The Minnesota Catholic Conference (MCC) is the public policy voice of the Catholic Church in Minnesota. Its mission is to support the ministry of the state's bishops by:
So here's the question ... Given all that is happening in the Church and world today, what might you guess to be the latest initiative of the Minnesota bishops? Could it be:
Answer? None of the above.
We kid you not.
For those unfamiliar with Laudato Sì and its many problems, we suggest you take a look at R.R. Reno's column from First Things.
The new program prominently appears on the front page of MCC's website. The site says, "In Minnesota, Our Common Home, we explore the key principles discussed in the encyclical and propose how we might translate them into our present situation as Minnesotans."
There's even a cute little video for people to watch.
Earlier this week, MCC sent an email to Minnesota priests, encouraging them to get with the program by ordering small-group study guides so parishioners can spend 6 weeks slogging through Laudato Sì and discussing the issues. The Leader's Guide states:
The content of Minnesota, Our Common Home has the potential to bring up a lot of hot-button issues: controversial political figures or policies, climate change, migration, contraception, abortion, gender identity, euthanasia, etc.
You don't say?
And get this ...
The program even includes "An Ecological Examen" to help Catholics feel remorse for their carbon footprint and plastic grocery bags. Just in time for the "ecology sins" Pope Francis is planning to add to the Catechism, which some top theologians say is "impossible," since man cannot sin against inanimate objects.
In a recent interview with The Catholic Spirit, MCC's Executive Director Jason Adkins explains:
The ecological examen is a way for Catholics to consider how they may be contributing to the throwaway culture and offers practical guidance to facilitate what Pope Francis calls for, which is ecological conversion — living in right relationship with the Creator and creation.
Before being taken in by this disordered pantheistic "eco-theology," Adkins would have never uttered such gibberish.
To be fair, there is an element of truth in "Minnesota, Our Common Home." As faithful Catholics, we should be concerned about stewardship for the environment. But in the midst of the historical upheaval within the Church that includes sex scandals, doctrinal confusion and financial corruption, the choice to devote significant resources to this initiative appears to be misplaced.
Additionally, Catholics should be concerned about the not so "hidden agenda" exposed by the recent Amazonian synod. The Vatican is partnering with some very unsavory characters in its environmental efforts. Our bishops need to exercise caution not to partner with parties like the United Nations, which has anti-Catholic policies incorporated into its "sustainable development" agenda.

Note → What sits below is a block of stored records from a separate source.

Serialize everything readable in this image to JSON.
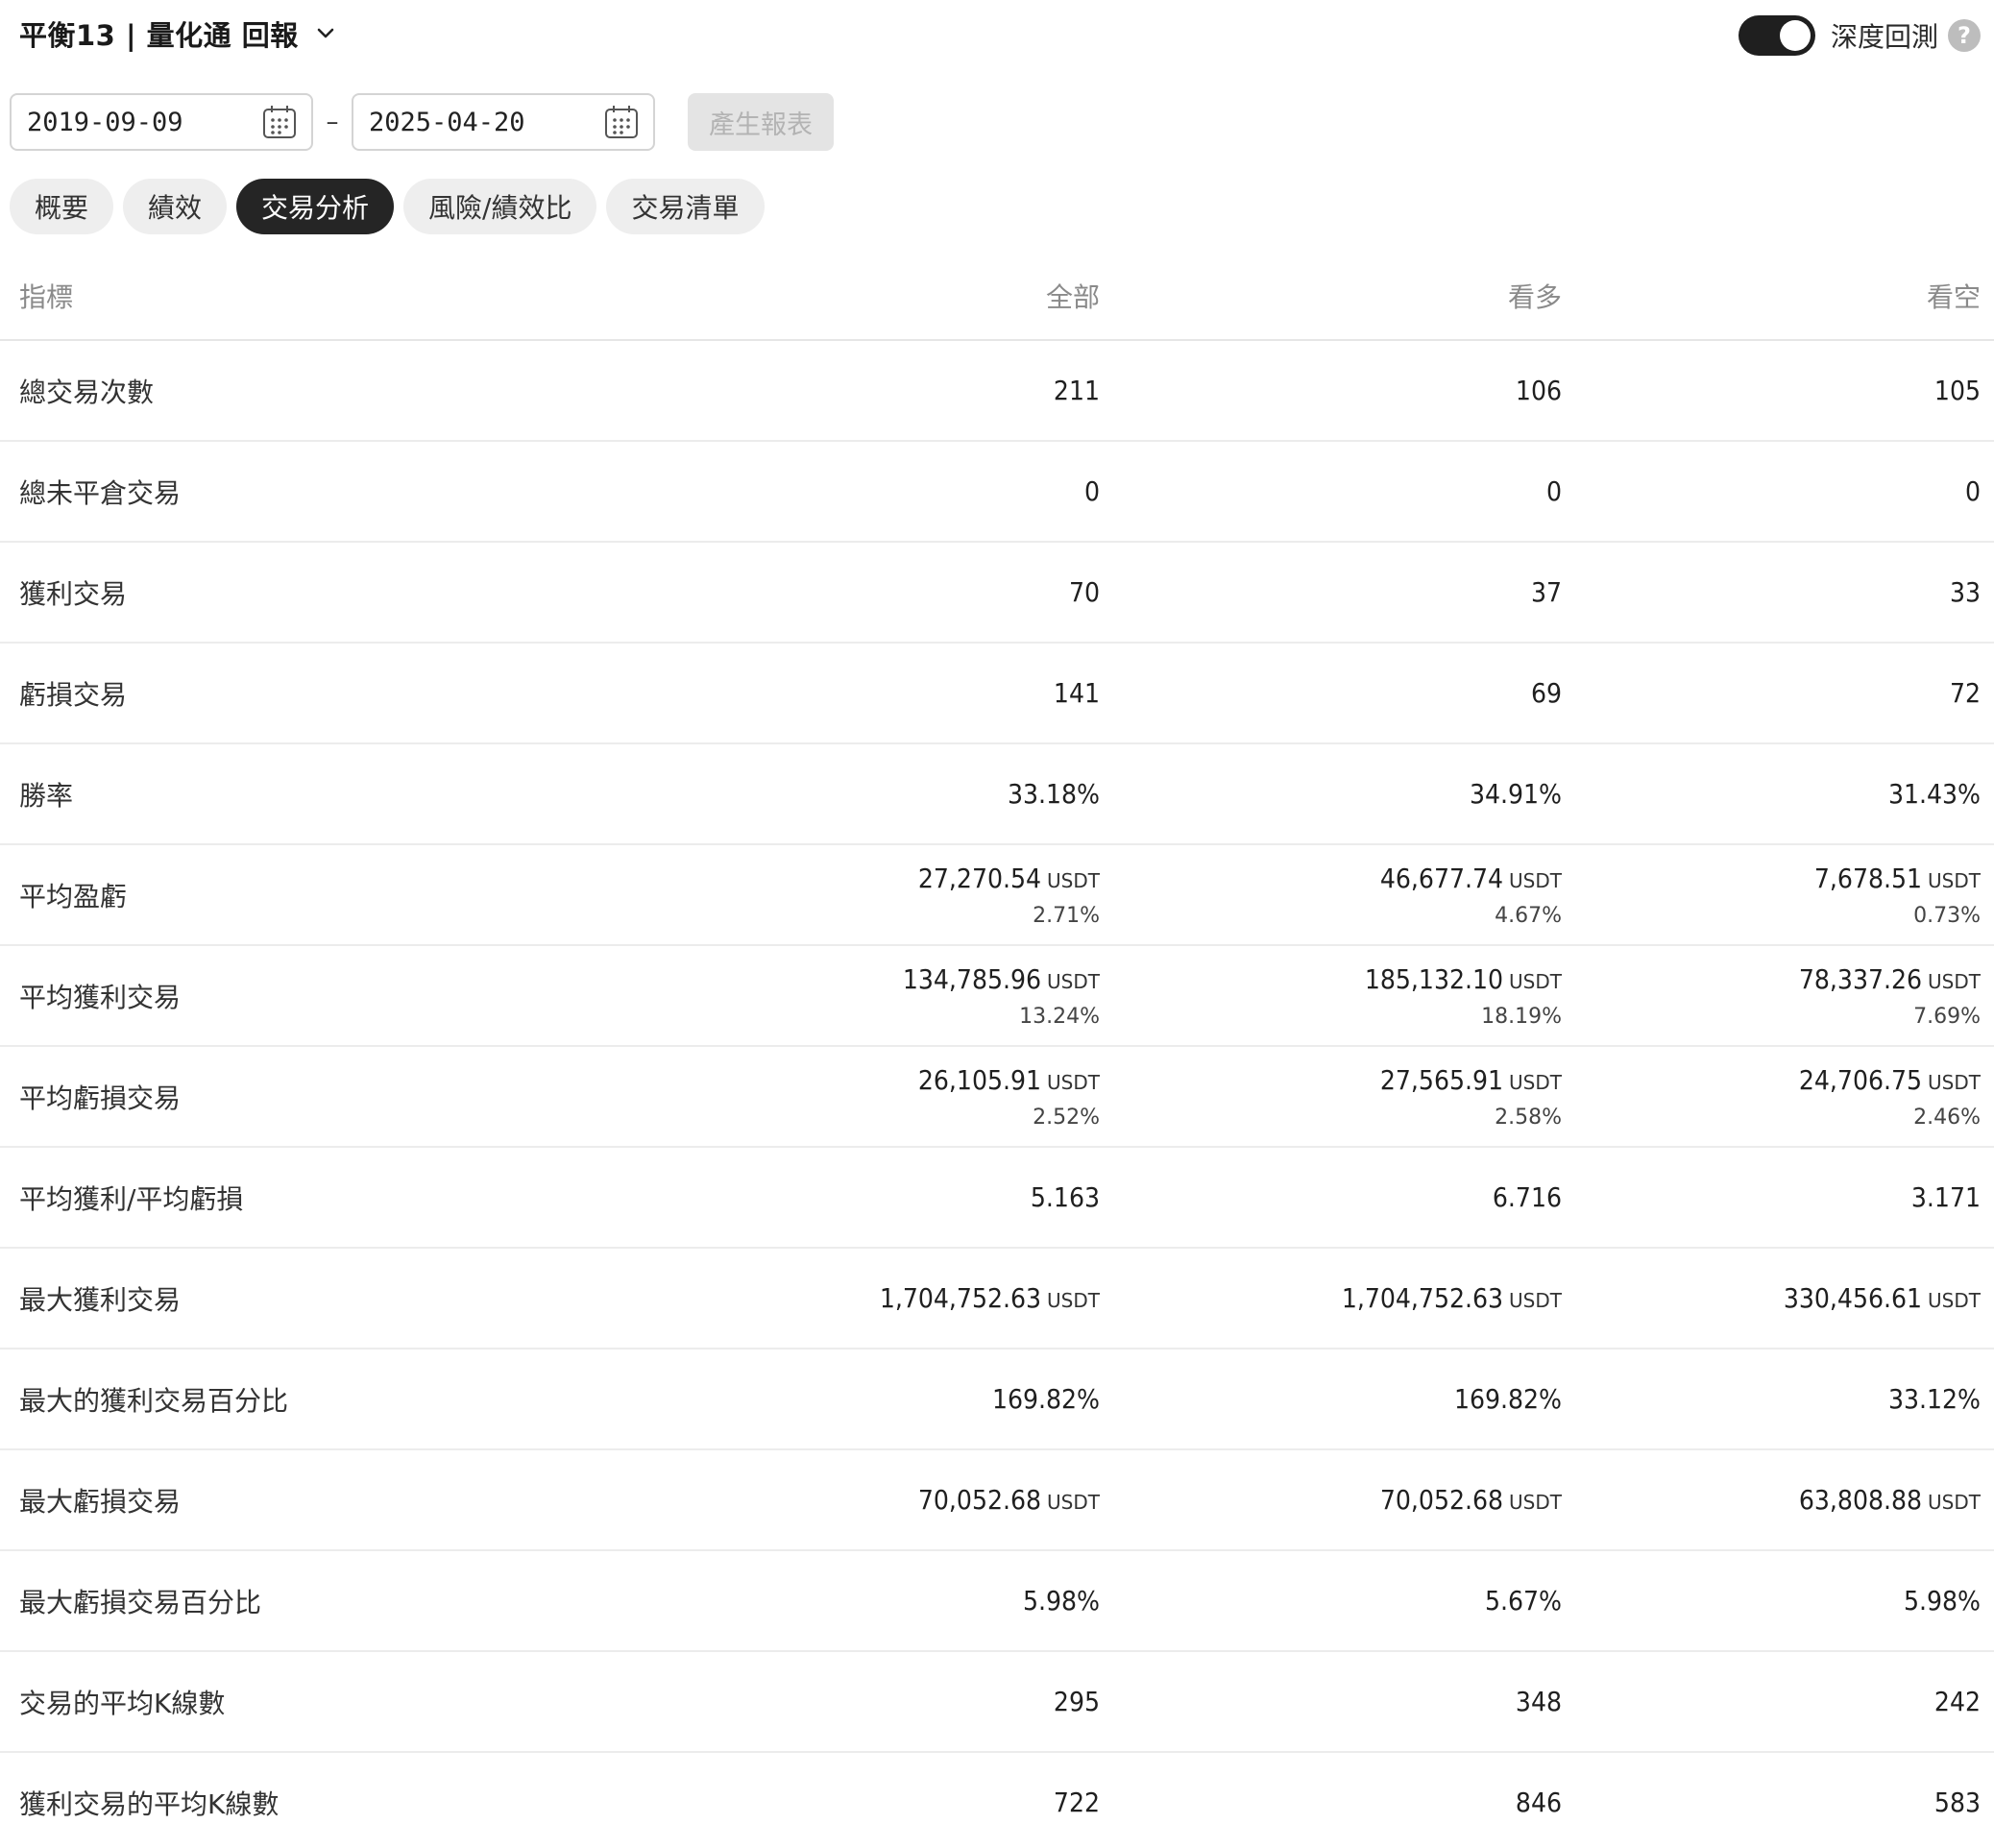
{
  "header": {
    "title": "平衡13 | 量化通 回報",
    "toggle_label": "深度回測",
    "help": "?"
  },
  "datebar": {
    "start_date": "2019-09-09",
    "separator": "–",
    "end_date": "2025-04-20",
    "generate_label": "產生報表"
  },
  "tabs": [
    {
      "label": "概要",
      "active": false
    },
    {
      "label": "績效",
      "active": false
    },
    {
      "label": "交易分析",
      "active": true
    },
    {
      "label": "風險/績效比",
      "active": false
    },
    {
      "label": "交易清單",
      "active": false
    }
  ],
  "table": {
    "columns": [
      "指標",
      "全部",
      "看多",
      "看空"
    ],
    "unit": "USDT",
    "rows": [
      {
        "label": "總交易次數",
        "all": {
          "value": "211"
        },
        "long": {
          "value": "106"
        },
        "short": {
          "value": "105"
        }
      },
      {
        "label": "總未平倉交易",
        "all": {
          "value": "0"
        },
        "long": {
          "value": "0"
        },
        "short": {
          "value": "0"
        }
      },
      {
        "label": "獲利交易",
        "all": {
          "value": "70"
        },
        "long": {
          "value": "37"
        },
        "short": {
          "value": "33"
        }
      },
      {
        "label": "虧損交易",
        "all": {
          "value": "141"
        },
        "long": {
          "value": "69"
        },
        "short": {
          "value": "72"
        }
      },
      {
        "label": "勝率",
        "all": {
          "value": "33.18%"
        },
        "long": {
          "value": "34.91%"
        },
        "short": {
          "value": "31.43%"
        }
      },
      {
        "label": "平均盈虧",
        "all": {
          "value": "27,270.54",
          "unit": "USDT",
          "sub": "2.71%"
        },
        "long": {
          "value": "46,677.74",
          "unit": "USDT",
          "sub": "4.67%"
        },
        "short": {
          "value": "7,678.51",
          "unit": "USDT",
          "sub": "0.73%"
        }
      },
      {
        "label": "平均獲利交易",
        "all": {
          "value": "134,785.96",
          "unit": "USDT",
          "sub": "13.24%"
        },
        "long": {
          "value": "185,132.10",
          "unit": "USDT",
          "sub": "18.19%"
        },
        "short": {
          "value": "78,337.26",
          "unit": "USDT",
          "sub": "7.69%"
        }
      },
      {
        "label": "平均虧損交易",
        "all": {
          "value": "26,105.91",
          "unit": "USDT",
          "sub": "2.52%"
        },
        "long": {
          "value": "27,565.91",
          "unit": "USDT",
          "sub": "2.58%"
        },
        "short": {
          "value": "24,706.75",
          "unit": "USDT",
          "sub": "2.46%"
        }
      },
      {
        "label": "平均獲利/平均虧損",
        "all": {
          "value": "5.163"
        },
        "long": {
          "value": "6.716"
        },
        "short": {
          "value": "3.171"
        }
      },
      {
        "label": "最大獲利交易",
        "all": {
          "value": "1,704,752.63",
          "unit": "USDT"
        },
        "long": {
          "value": "1,704,752.63",
          "unit": "USDT"
        },
        "short": {
          "value": "330,456.61",
          "unit": "USDT"
        }
      },
      {
        "label": "最大的獲利交易百分比",
        "all": {
          "value": "169.82%"
        },
        "long": {
          "value": "169.82%"
        },
        "short": {
          "value": "33.12%"
        }
      },
      {
        "label": "最大虧損交易",
        "all": {
          "value": "70,052.68",
          "unit": "USDT"
        },
        "long": {
          "value": "70,052.68",
          "unit": "USDT"
        },
        "short": {
          "value": "63,808.88",
          "unit": "USDT"
        }
      },
      {
        "label": "最大虧損交易百分比",
        "all": {
          "value": "5.98%"
        },
        "long": {
          "value": "5.67%"
        },
        "short": {
          "value": "5.98%"
        }
      },
      {
        "label": "交易的平均K線數",
        "all": {
          "value": "295"
        },
        "long": {
          "value": "348"
        },
        "short": {
          "value": "242"
        }
      },
      {
        "label": "獲利交易的平均K線數",
        "all": {
          "value": "722"
        },
        "long": {
          "value": "846"
        },
        "short": {
          "value": "583"
        }
      }
    ]
  }
}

Shouldn't our bishops be more concerned about the "salvation of souls" versus the "salvation of the environment?"
Read the rest at Complicit Clergy.